Theodore Sasson and Leonard Saxe, who wrote about American Jewish attitudes toward Israel for Tablet Magazine, published an updated study that finds much the same thing at their previous ones: That where younger American Jews are found to feel less of an affinity for Israel, it is—contra Peter Beinart’s big essay—not because they are a new generation with new attitudes, but because they are, simply, younger: “Stages of the lifecycle rather than generational turnover” are to blame.
Other key findings:
• 52 percent believe U.S. support for Israel is “about right”; 39 percent believe it is too weak; nine percent believe it is too strong. I’m surprised that final number isn’t higher, especially since …

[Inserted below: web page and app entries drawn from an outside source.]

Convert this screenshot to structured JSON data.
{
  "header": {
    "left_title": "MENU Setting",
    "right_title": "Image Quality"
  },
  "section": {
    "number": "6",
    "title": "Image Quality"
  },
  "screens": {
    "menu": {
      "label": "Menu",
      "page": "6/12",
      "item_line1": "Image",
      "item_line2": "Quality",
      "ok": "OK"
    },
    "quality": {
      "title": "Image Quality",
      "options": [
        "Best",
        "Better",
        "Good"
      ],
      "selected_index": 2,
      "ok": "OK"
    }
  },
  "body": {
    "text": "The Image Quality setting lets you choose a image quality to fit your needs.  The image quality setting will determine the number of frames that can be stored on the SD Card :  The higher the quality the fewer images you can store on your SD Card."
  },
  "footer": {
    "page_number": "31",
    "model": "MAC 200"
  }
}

• President Obama’s approval/disapproval rating concerning his handling of the special relationship is 25-37; Prime Minister Netanyahu’s is 25-31.
• Younger American Jews still consider Israel important to their identities, they just feel less connected to the Jewish state than older Jews (which, again, is attributable to their being young rather than to their specific generation).
• “Political differences on the liberal-to-conservative continuum were unrelated to measures of attachment to Israel.” (Interesting!)
• The under-30 set are more likely to actually have been to Israel (thanks, Birthright!), which is an important positive correlative with attachment to Israel.
• 61 percent of American Jews blamed “pro-Palestinian activists” for the flotilla tragedy, while 10 percent blamed Israel; 72 percent agreed with the Israeli narrative, while nine percent agreed with the Turkish one. Conservatives and older Jews were more likely to believe the Israeli narrative.
Marc Tracy is a staff writer at The New Republic, and was previously a staff writer at Tablet. He tweets @marcatracy.